If you commonly confuse a buyer's agent with a listing agent, real estate agent, or similar, here's the main difference - a buyer's agent is legally bound to help the buyer. These professionals are there to help you find the right property and deals, connect you with trusted partners, and help you negotiate terms and work through setbacks.
With a thorough understanding of real estate, purchasing agreements, and the local buyers and seller's market, you're going to be the front line for incoming homeowners. You'll need excellent communication and negotiation skills. The more connections you make, the better. Having answers for new and experienced homeowners will make you a great asset to have on their team throughout their journey.
While some employers will accept a high school diploma/GED as long as you have the proper certifications and experience, many are looking for a bachelor's degree. Whether it's in real estate, business, marketing, or a similar field, having a bachelor's degree will not only make you more appealing to prospective employers but possibly to clients as well.
Your hours will depend on your client base and the research you'll need to conduct. Your hours could range from four to ten hours each day, depending on if you're looking for homes, clients, or helping close a deal. On average, Buyer's Agents make about $76,000 per year, but this will fluctuate with the possibility of commissions and bonuses.
There is more than meets the eye when it comes to being a buyers' agent. For example, did you know that they make an average of $40.67 an hour? That's $84,585 a year!
Between 2018 and 2028, the career is expected to grow 7% and produce 32,400 job opportunities across the U.S.
There are certain skills that many buyers' agents have in order to accomplish their responsibilities. By taking a look through resumes, we were able to narrow down the most common skills for a person in this position. We discovered that a lot of resumes listed business skills, interpersonal skills and organizational skills.
When it comes to the most important skills required to be a buyers' agent, we found that a lot of resumes listed 30.9% of buyers' agents included real estate, while 19.2% of resumes included buying process, and 16.8% of resumes included buyers. Hard skills like these are helpful to have when it comes to performing essential job responsibilities.
When it comes to searching for a job, many search for a key term or phrase.
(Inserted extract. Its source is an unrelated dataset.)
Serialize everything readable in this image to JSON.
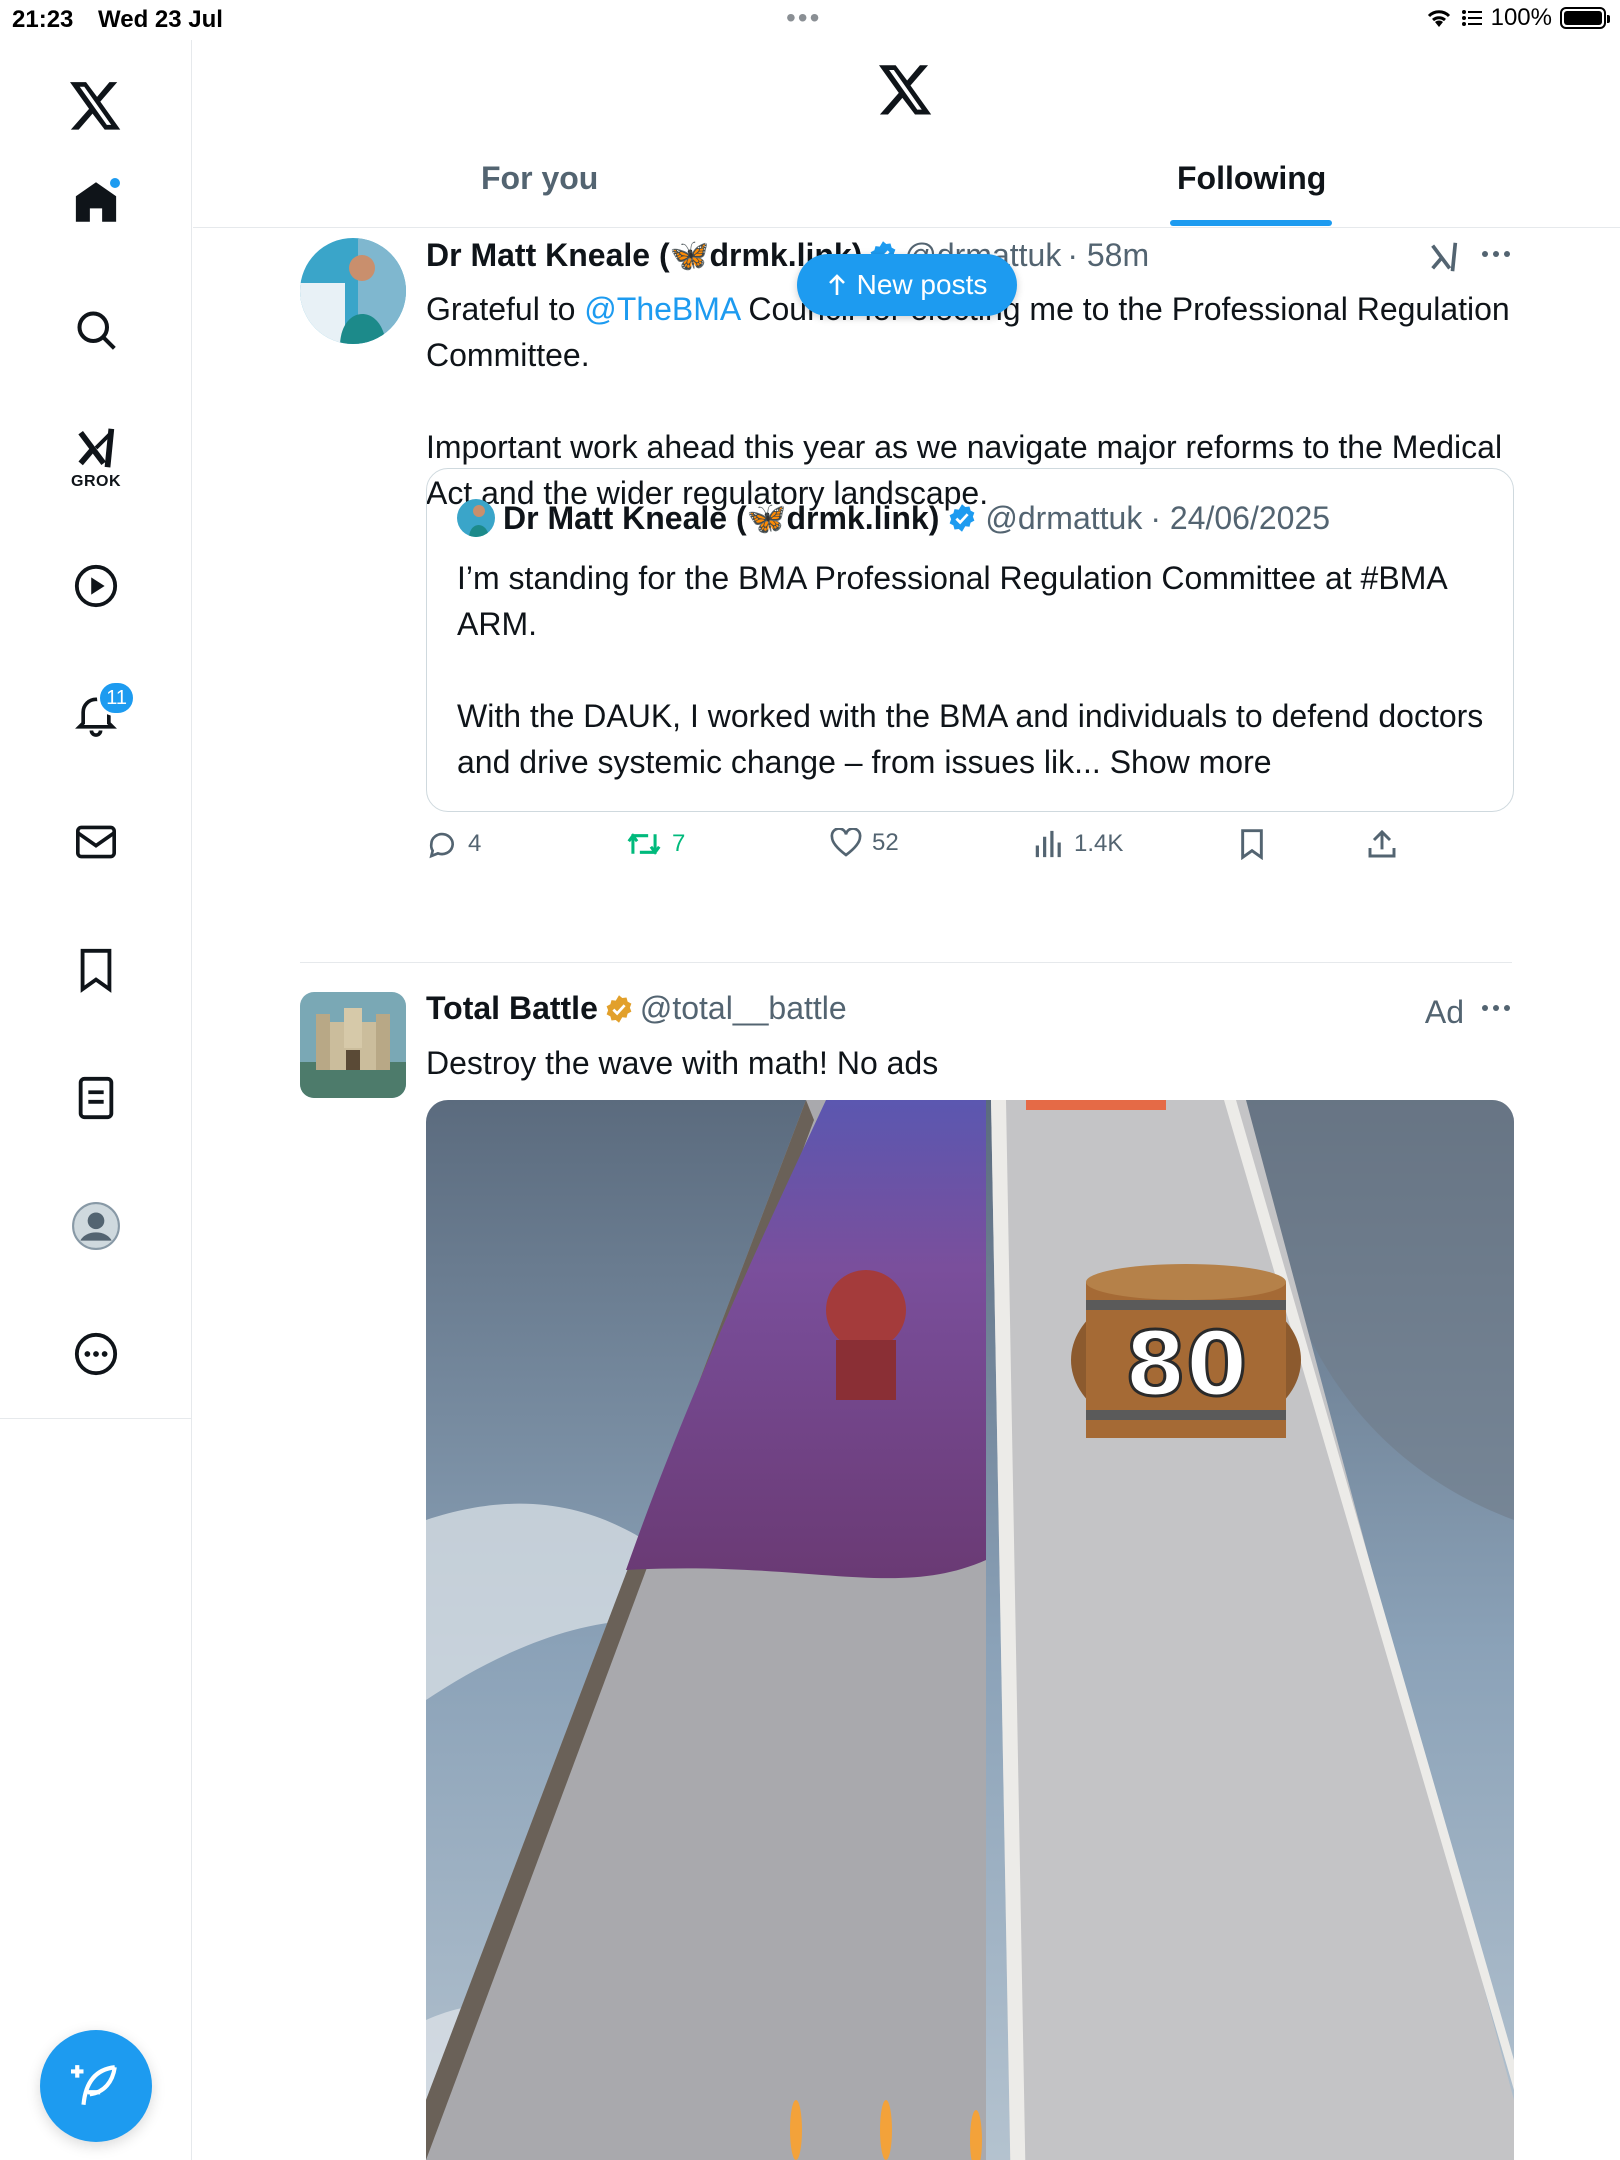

Instead, it might be more helpful to search by industry, as you might be missing jobs that you never thought about in industries that you didn't even think offered positions related to the buyers' agent job title. But what industry to start with? Most buyers' agents actually find jobs in the real estate and hospitality industries.
If you're interested in becoming a buyers' agent, one of the first things to consider is how much education you need. We've determined that 51.1% of buyers' agents have a bachelor's degree. In terms of higher education levels, we found that 4.6% of buyers' agents have master's degrees. Even though most buyers' agents have a college degree, it's possible to become one with only a high school degree or GED.
Choosing the right major is always an important step when researching how to become a buyers' agent. When we researched the most common majors for a buyers' agent, we found that they most commonly earn bachelor's degree degrees or associate degree degrees. Other degrees that we often see on buyers' agent resumes include high school diploma degrees or license degrees.
You may find that experience in other jobs will help you become a buyers' agent. In fact, many buyers' agent jobs require experience in a role such as realtor. Meanwhile, many buyers' agents also have previous career experience in roles such as sales associate or customer service representative.